# The records
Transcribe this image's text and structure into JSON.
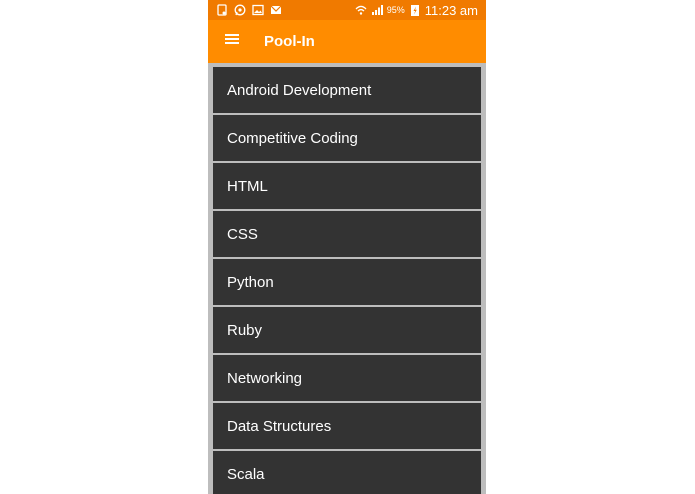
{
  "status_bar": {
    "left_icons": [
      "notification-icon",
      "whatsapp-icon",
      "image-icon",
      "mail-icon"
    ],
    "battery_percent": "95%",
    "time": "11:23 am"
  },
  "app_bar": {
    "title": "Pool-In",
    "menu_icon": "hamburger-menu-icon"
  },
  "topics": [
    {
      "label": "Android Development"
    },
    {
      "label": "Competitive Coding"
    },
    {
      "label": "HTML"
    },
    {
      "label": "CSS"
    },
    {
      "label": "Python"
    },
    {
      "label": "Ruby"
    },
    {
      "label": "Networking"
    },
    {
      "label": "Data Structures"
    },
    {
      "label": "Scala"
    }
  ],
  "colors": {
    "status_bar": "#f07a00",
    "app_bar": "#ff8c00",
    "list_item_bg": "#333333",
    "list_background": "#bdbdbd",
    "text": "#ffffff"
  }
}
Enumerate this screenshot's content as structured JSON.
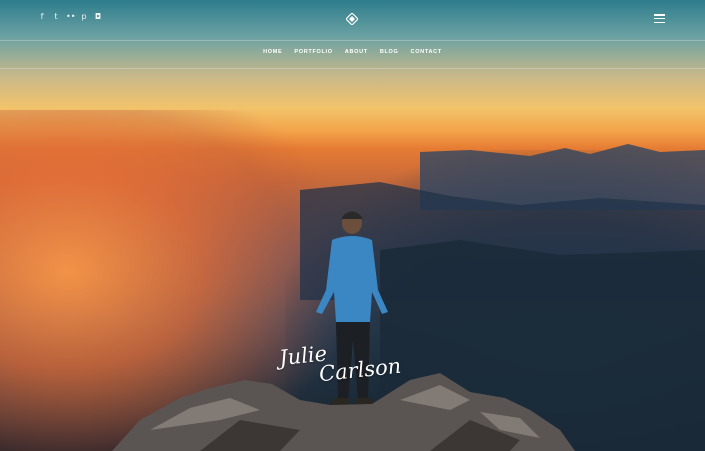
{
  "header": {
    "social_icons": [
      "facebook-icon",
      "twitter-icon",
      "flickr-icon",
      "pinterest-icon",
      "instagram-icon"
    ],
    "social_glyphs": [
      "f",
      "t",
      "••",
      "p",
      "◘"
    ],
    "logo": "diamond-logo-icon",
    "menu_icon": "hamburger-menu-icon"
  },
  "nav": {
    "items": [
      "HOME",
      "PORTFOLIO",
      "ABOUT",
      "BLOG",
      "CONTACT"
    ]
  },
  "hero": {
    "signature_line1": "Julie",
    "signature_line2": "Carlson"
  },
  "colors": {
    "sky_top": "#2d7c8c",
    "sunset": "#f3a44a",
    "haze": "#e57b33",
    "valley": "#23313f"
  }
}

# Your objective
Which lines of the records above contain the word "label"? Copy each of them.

# Reply
      "label": "Android Development"
      "label": "Competitive Coding"
      "label": "HTML"
      "label": "CSS"
      "label": "Python"
      "label": "Ruby"
      "label": "Networking"
      "label": "Data Structures"
      "label": "Scala"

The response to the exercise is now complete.